  • Always remember that there is no magic formula or one-size-fits-all approach to parenting.  We have so many principles and guidelines in scripture when it comes to bringing up our children, but how that looks practically is going to vary from person to person.  God gave you your specific children and He equipped you with what you need to parent those individuals.  The decisions you make will be different than the decisions I make.  Don’t get caught up in whatever new fad comes along that tells you how you must raise your children.  Take what you want from the education you have and learn what things don’t work for you.  Don’t ever feel guilty because you aren’t able to do something that others can, or because you seemingly failed at doing something you see your friends doing.  Pray fervently for your children and raise them to love God and others.   

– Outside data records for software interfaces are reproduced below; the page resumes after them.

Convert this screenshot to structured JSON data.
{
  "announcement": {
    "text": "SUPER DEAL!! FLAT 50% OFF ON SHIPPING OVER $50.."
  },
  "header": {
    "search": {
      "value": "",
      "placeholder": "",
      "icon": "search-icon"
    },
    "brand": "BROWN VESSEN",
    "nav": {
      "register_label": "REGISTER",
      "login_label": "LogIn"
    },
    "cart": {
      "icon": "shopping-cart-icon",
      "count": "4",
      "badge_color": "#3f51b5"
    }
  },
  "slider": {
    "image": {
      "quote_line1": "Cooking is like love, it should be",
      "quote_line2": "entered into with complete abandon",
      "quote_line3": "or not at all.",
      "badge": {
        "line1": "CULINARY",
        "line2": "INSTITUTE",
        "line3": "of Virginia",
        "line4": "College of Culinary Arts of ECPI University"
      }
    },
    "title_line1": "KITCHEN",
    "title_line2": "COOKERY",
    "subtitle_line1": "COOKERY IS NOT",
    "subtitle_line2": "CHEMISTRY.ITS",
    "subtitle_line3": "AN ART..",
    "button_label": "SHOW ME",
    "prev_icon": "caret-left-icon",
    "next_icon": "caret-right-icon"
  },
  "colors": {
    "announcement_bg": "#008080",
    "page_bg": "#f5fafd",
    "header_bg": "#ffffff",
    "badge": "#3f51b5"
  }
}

As always, this is not an exhaustive list.  There are so many things we could discuss and ideas we can share about parenting.  These are just a couple that were on my mind this week.  What have you learned in your years of parenting?  Share some stories and ideas in the comments that will help us all grow as we seek to honor God with how we bring up the children He has blessed us with!